Researchers have discovered a zero-day vulnerability in Virgin Media’s Super Hub 3 routers that allow attackers to see VPN customers’ real IP addresses.

Nearly two years after originally alerting Virgin Media, a British telco, to the weakness, a UK penetration testing business, Fidus Information Security, has disclosed details of the flaw.

Virgin Media and Liberty Global refused to respond to Fidus’ R&D team’s further attempts to reach them after first delaying disclosure for a year at the vendor’s request.

However, Virgin Media told The Daily Swig that it is presently working on a “technical resolution” for what it also termed as an “edge-case issue, potentially impacting only a very small subset of consumers” who use VPNs.

DNS rebinding attacks exposed VPN users’ IP addresses simply by “viewing a [malicious] webpage for a few seconds,” according to a blog post created by Fidus in March and published last week, which explains how the attacks were carried out.
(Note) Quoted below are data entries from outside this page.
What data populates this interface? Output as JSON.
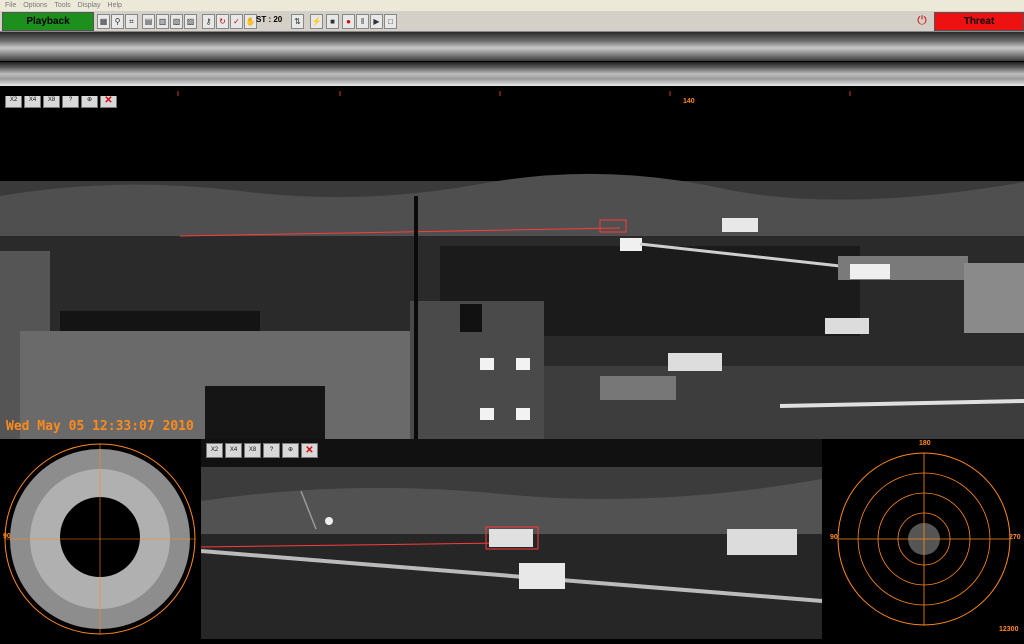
{
  "menu": [
    "File",
    "Options",
    "Tools",
    "Display",
    "Help"
  ],
  "toolbar": {
    "playback_label": "Playback",
    "status_label": "ST : 20",
    "threat_label": "Threat",
    "colors": {
      "playback": "#1c8f1c",
      "threat": "#e11111"
    }
  },
  "main_view": {
    "zoom_buttons": [
      "X2",
      "X4",
      "X8",
      "?"
    ],
    "bearing_label": "140",
    "timestamp": "Wed May 05 12:33:07 2010"
  },
  "sub_view": {
    "zoom_buttons": [
      "X2",
      "X4",
      "X8",
      "?"
    ]
  },
  "polar_view": {
    "angle_label": "90"
  },
  "radar": {
    "top_label": "180",
    "left_label": "90",
    "right_label": "270",
    "bottom_right_label": "12300",
    "accent": "#ff8a1c"
  }
}
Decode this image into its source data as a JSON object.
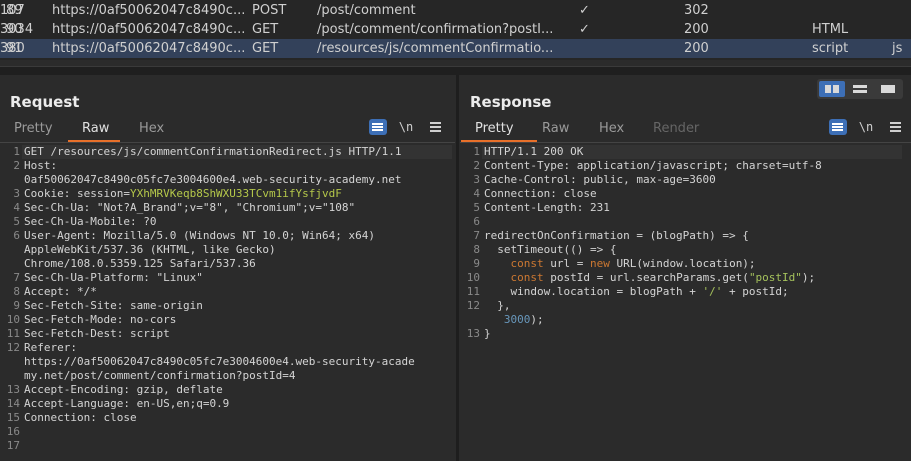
{
  "history": {
    "rows": [
      {
        "num": "89",
        "host": "https://0af50062047c8490c...",
        "method": "POST",
        "url": "/post/comment",
        "check": "✓",
        "status": "302",
        "length": "107",
        "mime": "",
        "ext": ""
      },
      {
        "num": "90",
        "host": "https://0af50062047c8490c...",
        "method": "GET",
        "url": "/post/comment/confirmation?postI...",
        "check": "✓",
        "status": "200",
        "length": "3034",
        "mime": "HTML",
        "ext": ""
      },
      {
        "num": "91",
        "host": "https://0af50062047c8490c...",
        "method": "GET",
        "url": "/resources/js/commentConfirmatio...",
        "check": "",
        "status": "200",
        "length": "380",
        "mime": "script",
        "ext": "js"
      }
    ]
  },
  "request": {
    "title": "Request",
    "tabs": [
      "Pretty",
      "Raw",
      "Hex"
    ],
    "active_tab": "Raw",
    "newline_label": "\\n",
    "lines": [
      {
        "n": "1",
        "segs": [
          [
            "GET /resources/js/commentConfirmationRedirect.js HTTP/1.1",
            "hname"
          ]
        ]
      },
      {
        "n": "2",
        "segs": [
          [
            "Host:",
            "hname"
          ]
        ]
      },
      {
        "n": "",
        "segs": [
          [
            "0af50062047c8490c05fc7e3004600e4.web-security-academy.net",
            "hval"
          ]
        ]
      },
      {
        "n": "3",
        "segs": [
          [
            "Cookie: ",
            "hname"
          ],
          [
            "session=",
            "hname"
          ],
          [
            "YXhMRVKeqb8ShWXU33TCvm1ifYsfjvdF",
            "cookie-val"
          ]
        ]
      },
      {
        "n": "4",
        "segs": [
          [
            "Sec-Ch-Ua: ",
            "hname"
          ],
          [
            "\"Not?A_Brand\";v=\"8\", \"Chromium\";v=\"108\"",
            "hval"
          ]
        ]
      },
      {
        "n": "5",
        "segs": [
          [
            "Sec-Ch-Ua-Mobile: ",
            "hname"
          ],
          [
            "?0",
            "hval"
          ]
        ]
      },
      {
        "n": "6",
        "segs": [
          [
            "User-Agent: ",
            "hname"
          ],
          [
            "Mozilla/5.0 (Windows NT 10.0; Win64; x64)",
            "hval"
          ]
        ]
      },
      {
        "n": "",
        "segs": [
          [
            "AppleWebKit/537.36 (KHTML, like Gecko)",
            "hval"
          ]
        ]
      },
      {
        "n": "",
        "segs": [
          [
            "Chrome/108.0.5359.125 Safari/537.36",
            "hval"
          ]
        ]
      },
      {
        "n": "7",
        "segs": [
          [
            "Sec-Ch-Ua-Platform: ",
            "hname"
          ],
          [
            "\"Linux\"",
            "hval"
          ]
        ]
      },
      {
        "n": "8",
        "segs": [
          [
            "Accept: ",
            "hname"
          ],
          [
            "*/*",
            "hval"
          ]
        ]
      },
      {
        "n": "9",
        "segs": [
          [
            "Sec-Fetch-Site: ",
            "hname"
          ],
          [
            "same-origin",
            "hval"
          ]
        ]
      },
      {
        "n": "10",
        "segs": [
          [
            "Sec-Fetch-Mode: ",
            "hname"
          ],
          [
            "no-cors",
            "hval"
          ]
        ]
      },
      {
        "n": "11",
        "segs": [
          [
            "Sec-Fetch-Dest: ",
            "hname"
          ],
          [
            "script",
            "hval"
          ]
        ]
      },
      {
        "n": "12",
        "segs": [
          [
            "Referer:",
            "hname"
          ]
        ]
      },
      {
        "n": "",
        "segs": [
          [
            "https://0af50062047c8490c05fc7e3004600e4.web-security-acade",
            "hval"
          ]
        ]
      },
      {
        "n": "",
        "segs": [
          [
            "my.net/post/comment/confirmation?postId=4",
            "hval"
          ]
        ]
      },
      {
        "n": "13",
        "segs": [
          [
            "Accept-Encoding: ",
            "hname"
          ],
          [
            "gzip, deflate",
            "hval"
          ]
        ]
      },
      {
        "n": "14",
        "segs": [
          [
            "Accept-Language: ",
            "hname"
          ],
          [
            "en-US,en;q=0.9",
            "hval"
          ]
        ]
      },
      {
        "n": "15",
        "segs": [
          [
            "Connection: ",
            "hname"
          ],
          [
            "close",
            "hval"
          ]
        ]
      },
      {
        "n": "16",
        "segs": []
      },
      {
        "n": "17",
        "segs": []
      }
    ]
  },
  "response": {
    "title": "Response",
    "tabs": [
      "Pretty",
      "Raw",
      "Hex",
      "Render"
    ],
    "active_tab": "Pretty",
    "newline_label": "\\n",
    "lines": [
      {
        "n": "1",
        "segs": [
          [
            "HTTP/1.1 200 OK",
            "hname"
          ]
        ]
      },
      {
        "n": "2",
        "segs": [
          [
            "Content-Type: ",
            "hname"
          ],
          [
            "application/javascript; charset=utf-8",
            "hval"
          ]
        ]
      },
      {
        "n": "3",
        "segs": [
          [
            "Cache-Control: ",
            "hname"
          ],
          [
            "public, max-age=3600",
            "hval"
          ]
        ]
      },
      {
        "n": "4",
        "segs": [
          [
            "Connection: ",
            "hname"
          ],
          [
            "close",
            "hval"
          ]
        ]
      },
      {
        "n": "5",
        "segs": [
          [
            "Content-Length: ",
            "hname"
          ],
          [
            "231",
            "hval"
          ]
        ]
      },
      {
        "n": "6",
        "segs": []
      },
      {
        "n": "7",
        "segs": [
          [
            "redirectOnConfirmation = (blogPath) => {",
            "hval"
          ]
        ]
      },
      {
        "n": "8",
        "segs": [
          [
            "  setTimeout(() => {",
            "hval"
          ]
        ]
      },
      {
        "n": "9",
        "segs": [
          [
            "    ",
            "hval"
          ],
          [
            "const",
            "kw"
          ],
          [
            " url = ",
            "hval"
          ],
          [
            "new",
            "kw"
          ],
          [
            " URL(window.location);",
            "hval"
          ]
        ]
      },
      {
        "n": "10",
        "segs": [
          [
            "    ",
            "hval"
          ],
          [
            "const",
            "kw"
          ],
          [
            " postId = url.searchParams.get(",
            "hval"
          ],
          [
            "\"postId\"",
            "str"
          ],
          [
            ");",
            "hval"
          ]
        ]
      },
      {
        "n": "11",
        "segs": [
          [
            "    window.location = blogPath + ",
            "hval"
          ],
          [
            "'/'",
            "str"
          ],
          [
            " + postId;",
            "hval"
          ]
        ]
      },
      {
        "n": "12",
        "segs": [
          [
            "  },",
            "hval"
          ]
        ]
      },
      {
        "n": "",
        "segs": [
          [
            "   ",
            "hval"
          ],
          [
            "3000",
            "num"
          ],
          [
            ");",
            "hval"
          ]
        ]
      },
      {
        "n": "13",
        "segs": [
          [
            "}",
            "hval"
          ]
        ]
      }
    ]
  }
}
Also read,

DNS rebinding exploits turn a victim’s browser into a proxy for attacking private networks.

According to Fidus’ R&D team, they were able to de-anonymize devices whose IP addresses had been concealed by most “market-leading VPNs.

Some VPN services, on the other hand, were able to stop the attack because they automatically restrict connections from public IP addresses in the area.

When LAN traffic was switched off, as many people do, those who had been protecting themselves from the attack were suddenly left open to it.

“Because of the vulnerability’s silent nature, the privacy consequences are particularly serious in this circumstance,” Fidus added. “Theoretically, it could be used on any well-known (and hence compromised) webpage to identify VPN users.

“Other, more implausible, scenarios are nation-state or law-enforcement organizations using this to unmask both criminals and those employing a VPN solution for their own safety.”

The risk to Virgin Media customers, on the other hand, is very low, according to a company representative.

Initially, the exploit was only tested on the ARRIS TG2492, but according to Fidus, it’s likely to work on other comparable devices.

According to Fidus, Liberty Global has installed the ARRIS family of DOCSIS fiber routers at a number of its own ISPs around the world.

CommScope, the network infrastructure provider, owns the ARRIS trademark, but Fidus thinks Liberty Global owns the firmware.

Fidus lamented, “They were vague with all the facts that really didn’t help us in any shape or form.” “We requested information on who else it could be passed to, but we never received it.”